How is a healthy vagina?
The pH of the vagina is, usually, acidic, with a few to moderate amounts of secretions that are transparent to white or pale yellow and very fine to viscous. The colour and composition of the vaginal fluid depend on the levels of hormones in the blood and on the day of the menstrual cycle. Vaginal fluids may have a distinctive odour but are never smelly. Normally there are many microbes and fungi in small amounts in the vagina, but what is prevalent is lactobacillus, which in conjunction with acidic pH prevents the proliferation of other bacteria and fungi and therefore acts as a protective agent against the development of vaginitis.
Which vaginitis is caused by a loss of balance in the bacterial vaginal flora?
Factors that cause changes in pH and vaginal environment are hormonal disorders, sexual intercourse (especially with a new partner), moisture formed by sweat, heat or wet swimwear, swimming in dirty seas or pools and the broken body’s defence system, which is a result of fatigue and stress. Due to the above, the number of vaginal lactobacilli decreases, leading to the development of other microbes and thus vaginitis, the most common of which are:
- The candida vaginitis that occurs with a feeling of itching and burning at the external genitalia and the entrance of the vagina, redness, white, viscous vaginal secretions, no odour as a rule. Treatment is done with vaginal suppositories and creams or oral treatment. It is common to appear after antibiotic use.

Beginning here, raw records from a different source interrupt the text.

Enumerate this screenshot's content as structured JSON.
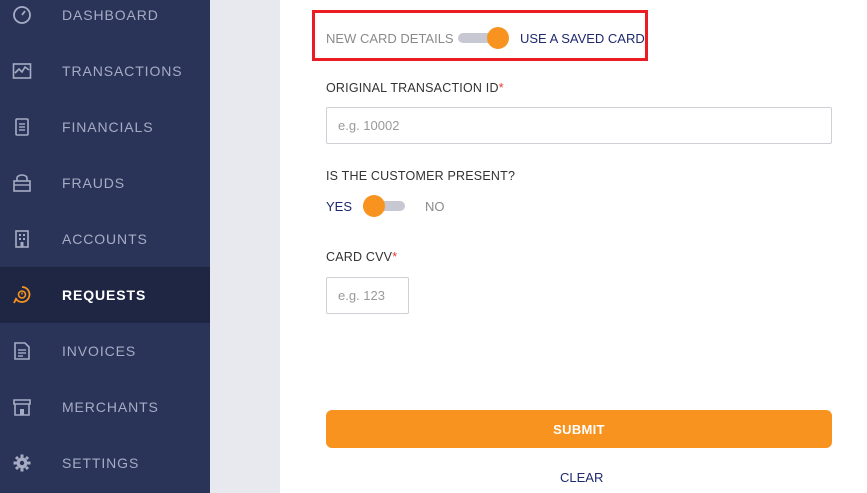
{
  "sidebar": {
    "items": [
      {
        "label": "DASHBOARD",
        "icon": "dashboard-icon",
        "active": false
      },
      {
        "label": "TRANSACTIONS",
        "icon": "transactions-icon",
        "active": false
      },
      {
        "label": "FINANCIALS",
        "icon": "financials-icon",
        "active": false
      },
      {
        "label": "FRAUDS",
        "icon": "frauds-icon",
        "active": false
      },
      {
        "label": "ACCOUNTS",
        "icon": "accounts-icon",
        "active": false
      },
      {
        "label": "REQUESTS",
        "icon": "requests-icon",
        "active": true
      },
      {
        "label": "INVOICES",
        "icon": "invoices-icon",
        "active": false
      },
      {
        "label": "MERCHANTS",
        "icon": "merchants-icon",
        "active": false
      },
      {
        "label": "SETTINGS",
        "icon": "settings-icon",
        "active": false
      }
    ]
  },
  "form": {
    "card_toggle": {
      "left_label": "NEW CARD DETAILS",
      "right_label": "USE A SAVED CARD",
      "selected": "USE A SAVED CARD"
    },
    "transaction_id": {
      "label": "ORIGINAL TRANSACTION ID",
      "required_mark": "*",
      "placeholder": "e.g. 10002",
      "value": ""
    },
    "customer_present": {
      "label": "IS THE CUSTOMER PRESENT?",
      "yes_label": "YES",
      "no_label": "NO",
      "selected": "YES"
    },
    "card_cvv": {
      "label": "CARD CVV",
      "required_mark": "*",
      "placeholder": "e.g. 123",
      "value": ""
    },
    "submit_label": "SUBMIT",
    "clear_label": "CLEAR"
  },
  "colors": {
    "sidebar_bg": "#2a3458",
    "sidebar_active_bg": "#1e2643",
    "accent": "#f7931e",
    "link": "#1f2a6e",
    "highlight_border": "#ec1c24"
  }
}
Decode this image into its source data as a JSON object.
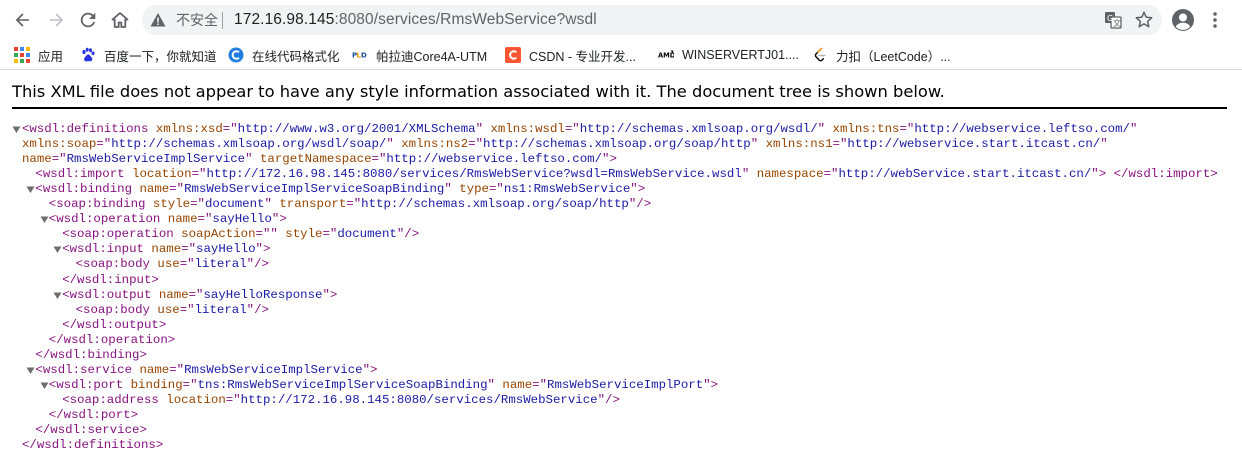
{
  "browser": {
    "url_security_label": "不安全",
    "url_host": "172.16.98.145",
    "url_path": ":8080/services/RmsWebService?wsdl",
    "accent_color": "#5f6368"
  },
  "bookmarks": [
    {
      "label": "应用",
      "icon": "apps-grid-icon"
    },
    {
      "label": "百度一下，你就知道",
      "icon": "baidu-paw-icon"
    },
    {
      "label": "在线代码格式化",
      "icon": "c-circle-icon"
    },
    {
      "label": "帕拉迪Core4A-UTM",
      "icon": "pld-logo-icon"
    },
    {
      "label": "CSDN - 专业开发...",
      "icon": "csdn-c-icon"
    },
    {
      "label": "WINSERVERTJ01....",
      "icon": "amd-logo-icon"
    },
    {
      "label": "力扣（LeetCode）...",
      "icon": "leetcode-icon"
    }
  ],
  "xml_notice": "This XML file does not appear to have any style information associated with it. The document tree is shown below.",
  "xml_lines": [
    {
      "fold": "expanded",
      "indent": 0,
      "parts": [
        {
          "c": "tag",
          "t": "<wsdl:definitions "
        },
        {
          "c": "attr-name",
          "t": "xmlns:xsd"
        },
        {
          "c": "tag",
          "t": "=\""
        },
        {
          "c": "attr-val",
          "t": "http://www.w3.org/2001/XMLSchema"
        },
        {
          "c": "tag",
          "t": "\" "
        },
        {
          "c": "attr-name",
          "t": "xmlns:wsdl"
        },
        {
          "c": "tag",
          "t": "=\""
        },
        {
          "c": "attr-val",
          "t": "http://schemas.xmlsoap.org/wsdl/"
        },
        {
          "c": "tag",
          "t": "\" "
        },
        {
          "c": "attr-name",
          "t": "xmlns:tns"
        },
        {
          "c": "tag",
          "t": "=\""
        },
        {
          "c": "attr-val",
          "t": "http://webservice.leftso.com/"
        },
        {
          "c": "tag",
          "t": "\""
        }
      ]
    },
    {
      "fold": "none",
      "indent": 1,
      "parts": [
        {
          "c": "attr-name",
          "t": "xmlns:soap"
        },
        {
          "c": "tag",
          "t": "=\""
        },
        {
          "c": "attr-val",
          "t": "http://schemas.xmlsoap.org/wsdl/soap/"
        },
        {
          "c": "tag",
          "t": "\" "
        },
        {
          "c": "attr-name",
          "t": "xmlns:ns2"
        },
        {
          "c": "tag",
          "t": "=\""
        },
        {
          "c": "attr-val",
          "t": "http://schemas.xmlsoap.org/soap/http"
        },
        {
          "c": "tag",
          "t": "\" "
        },
        {
          "c": "attr-name",
          "t": "xmlns:ns1"
        },
        {
          "c": "tag",
          "t": "=\""
        },
        {
          "c": "attr-val",
          "t": "http://webservice.start.itcast.cn/"
        },
        {
          "c": "tag",
          "t": "\""
        }
      ]
    },
    {
      "fold": "none",
      "indent": 1,
      "parts": [
        {
          "c": "attr-name",
          "t": "name"
        },
        {
          "c": "tag",
          "t": "=\""
        },
        {
          "c": "attr-val",
          "t": "RmsWebServiceImplService"
        },
        {
          "c": "tag",
          "t": "\" "
        },
        {
          "c": "attr-name",
          "t": "targetNamespace"
        },
        {
          "c": "tag",
          "t": "=\""
        },
        {
          "c": "attr-val",
          "t": "http://webservice.leftso.com/"
        },
        {
          "c": "tag",
          "t": "\">"
        }
      ]
    },
    {
      "fold": "none",
      "indent": 2,
      "parts": [
        {
          "c": "tag",
          "t": "<wsdl:import "
        },
        {
          "c": "attr-name",
          "t": "location"
        },
        {
          "c": "tag",
          "t": "=\""
        },
        {
          "c": "attr-val",
          "t": "http://172.16.98.145:8080/services/RmsWebService?wsdl=RmsWebService.wsdl"
        },
        {
          "c": "tag",
          "t": "\" "
        },
        {
          "c": "attr-name",
          "t": "namespace"
        },
        {
          "c": "tag",
          "t": "=\""
        },
        {
          "c": "attr-val",
          "t": "http://webService.start.itcast.cn/"
        },
        {
          "c": "tag",
          "t": "\">"
        },
        {
          "c": "txt",
          "t": " "
        },
        {
          "c": "tag",
          "t": "</wsdl:import>"
        }
      ]
    },
    {
      "fold": "expanded",
      "indent": 2,
      "parts": [
        {
          "c": "tag",
          "t": "<wsdl:binding "
        },
        {
          "c": "attr-name",
          "t": "name"
        },
        {
          "c": "tag",
          "t": "=\""
        },
        {
          "c": "attr-val",
          "t": "RmsWebServiceImplServiceSoapBinding"
        },
        {
          "c": "tag",
          "t": "\" "
        },
        {
          "c": "attr-name",
          "t": "type"
        },
        {
          "c": "tag",
          "t": "=\""
        },
        {
          "c": "attr-val",
          "t": "ns1:RmsWebService"
        },
        {
          "c": "tag",
          "t": "\">"
        }
      ]
    },
    {
      "fold": "none",
      "indent": 3,
      "parts": [
        {
          "c": "tag",
          "t": "<soap:binding "
        },
        {
          "c": "attr-name",
          "t": "style"
        },
        {
          "c": "tag",
          "t": "=\""
        },
        {
          "c": "attr-val",
          "t": "document"
        },
        {
          "c": "tag",
          "t": "\" "
        },
        {
          "c": "attr-name",
          "t": "transport"
        },
        {
          "c": "tag",
          "t": "=\""
        },
        {
          "c": "attr-val",
          "t": "http://schemas.xmlsoap.org/soap/http"
        },
        {
          "c": "tag",
          "t": "\"/>"
        }
      ]
    },
    {
      "fold": "expanded",
      "indent": 3,
      "parts": [
        {
          "c": "tag",
          "t": "<wsdl:operation "
        },
        {
          "c": "attr-name",
          "t": "name"
        },
        {
          "c": "tag",
          "t": "=\""
        },
        {
          "c": "attr-val",
          "t": "sayHello"
        },
        {
          "c": "tag",
          "t": "\">"
        }
      ]
    },
    {
      "fold": "none",
      "indent": 4,
      "parts": [
        {
          "c": "tag",
          "t": "<soap:operation "
        },
        {
          "c": "attr-name",
          "t": "soapAction"
        },
        {
          "c": "tag",
          "t": "=\""
        },
        {
          "c": "attr-val",
          "t": ""
        },
        {
          "c": "tag",
          "t": "\" "
        },
        {
          "c": "attr-name",
          "t": "style"
        },
        {
          "c": "tag",
          "t": "=\""
        },
        {
          "c": "attr-val",
          "t": "document"
        },
        {
          "c": "tag",
          "t": "\"/>"
        }
      ]
    },
    {
      "fold": "expanded",
      "indent": 4,
      "parts": [
        {
          "c": "tag",
          "t": "<wsdl:input "
        },
        {
          "c": "attr-name",
          "t": "name"
        },
        {
          "c": "tag",
          "t": "=\""
        },
        {
          "c": "attr-val",
          "t": "sayHello"
        },
        {
          "c": "tag",
          "t": "\">"
        }
      ]
    },
    {
      "fold": "none",
      "indent": 5,
      "parts": [
        {
          "c": "tag",
          "t": "<soap:body "
        },
        {
          "c": "attr-name",
          "t": "use"
        },
        {
          "c": "tag",
          "t": "=\""
        },
        {
          "c": "attr-val",
          "t": "literal"
        },
        {
          "c": "tag",
          "t": "\"/>"
        }
      ]
    },
    {
      "fold": "none",
      "indent": 4,
      "parts": [
        {
          "c": "tag",
          "t": "</wsdl:input>"
        }
      ]
    },
    {
      "fold": "expanded",
      "indent": 4,
      "parts": [
        {
          "c": "tag",
          "t": "<wsdl:output "
        },
        {
          "c": "attr-name",
          "t": "name"
        },
        {
          "c": "tag",
          "t": "=\""
        },
        {
          "c": "attr-val",
          "t": "sayHelloResponse"
        },
        {
          "c": "tag",
          "t": "\">"
        }
      ]
    },
    {
      "fold": "none",
      "indent": 5,
      "parts": [
        {
          "c": "tag",
          "t": "<soap:body "
        },
        {
          "c": "attr-name",
          "t": "use"
        },
        {
          "c": "tag",
          "t": "=\""
        },
        {
          "c": "attr-val",
          "t": "literal"
        },
        {
          "c": "tag",
          "t": "\"/>"
        }
      ]
    },
    {
      "fold": "none",
      "indent": 4,
      "parts": [
        {
          "c": "tag",
          "t": "</wsdl:output>"
        }
      ]
    },
    {
      "fold": "none",
      "indent": 3,
      "parts": [
        {
          "c": "tag",
          "t": "</wsdl:operation>"
        }
      ]
    },
    {
      "fold": "none",
      "indent": 2,
      "parts": [
        {
          "c": "tag",
          "t": "</wsdl:binding>"
        }
      ]
    },
    {
      "fold": "expanded",
      "indent": 2,
      "parts": [
        {
          "c": "tag",
          "t": "<wsdl:service "
        },
        {
          "c": "attr-name",
          "t": "name"
        },
        {
          "c": "tag",
          "t": "=\""
        },
        {
          "c": "attr-val",
          "t": "RmsWebServiceImplService"
        },
        {
          "c": "tag",
          "t": "\">"
        }
      ]
    },
    {
      "fold": "expanded",
      "indent": 3,
      "parts": [
        {
          "c": "tag",
          "t": "<wsdl:port "
        },
        {
          "c": "attr-name",
          "t": "binding"
        },
        {
          "c": "tag",
          "t": "=\""
        },
        {
          "c": "attr-val",
          "t": "tns:RmsWebServiceImplServiceSoapBinding"
        },
        {
          "c": "tag",
          "t": "\" "
        },
        {
          "c": "attr-name",
          "t": "name"
        },
        {
          "c": "tag",
          "t": "=\""
        },
        {
          "c": "attr-val",
          "t": "RmsWebServiceImplPort"
        },
        {
          "c": "tag",
          "t": "\">"
        }
      ]
    },
    {
      "fold": "none",
      "indent": 4,
      "parts": [
        {
          "c": "tag",
          "t": "<soap:address "
        },
        {
          "c": "attr-name",
          "t": "location"
        },
        {
          "c": "tag",
          "t": "=\""
        },
        {
          "c": "attr-val",
          "t": "http://172.16.98.145:8080/services/RmsWebService"
        },
        {
          "c": "tag",
          "t": "\"/>"
        }
      ]
    },
    {
      "fold": "none",
      "indent": 3,
      "parts": [
        {
          "c": "tag",
          "t": "</wsdl:port>"
        }
      ]
    },
    {
      "fold": "none",
      "indent": 2,
      "parts": [
        {
          "c": "tag",
          "t": "</wsdl:service>"
        }
      ]
    },
    {
      "fold": "none",
      "indent": 1,
      "parts": [
        {
          "c": "tag",
          "t": "</wsdl:definitions>"
        }
      ]
    }
  ]
}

- Non-specific bacterial vaginitis is due to the growth of other microorganisms which, under standard conditions, may be present in the vagina in smaller amounts (Gardnerella Vaginalis, mycoplasma, ureaplasma, e.coli, streptococcus, staphylococcus, etc.). It appears with grey-white discharge and foul odour (like a damaged fish or cheese). Sometimes, redness and tenderness are observed in the vaginal area. Other times it is entirely asymptomatic. The treatment is done with antibiotics in the form of a vaginal cream or oral tablets.
Which vaginitis is caused by sexually transmitted diseases?
- HPV (infection by human papillomavirus may cause warts that resemble small moles in the genitals and/or lesions in cervical cells called cervical dysplasia, which is detected by the Pap smear test)
- Herpes (infection by herpesvirus results in vesicular rash, redness, pain)
- Trichomoniasis presents with smelly yellow-green vaginal fluids and vaginal redness and/or tingling in urination. Treatment is done with antibiotics
- Chlamydia and Gonococcus. These are sexually transmitted diseases that can occur with vaginal irritation and purulent secretions.
How to prevent vaginitis?
You should try to keep the vaginal environment healthy. Wash with a neutral soap that does not change the vaginal pH and the area of the external genital organs should be well dried. Vaginal douches should be avoided, unless necessary, as the vagina can be self-cleaned. Use antibiotics only if it is essential. Avoid tight trousers and do not stay in a wet swimsuit for long. Preferably, wear cotton underwear. Adequate sleep and a balanced diet enhance the body’s defence system. The consumption of fruits, vegetables and formulations containing lactobacilli such as yoghurts, beverages or supplements, and vaginal suppositories with probiotics favour the development of healthy and protective microbes in the intestine wall and vagina. The use of intravaginal formulations with lactic acid is effective in restoring the acidic pH. During sexual intercourse the use of a condom is imperative. It is also important to swim in clean seas and swimming pools.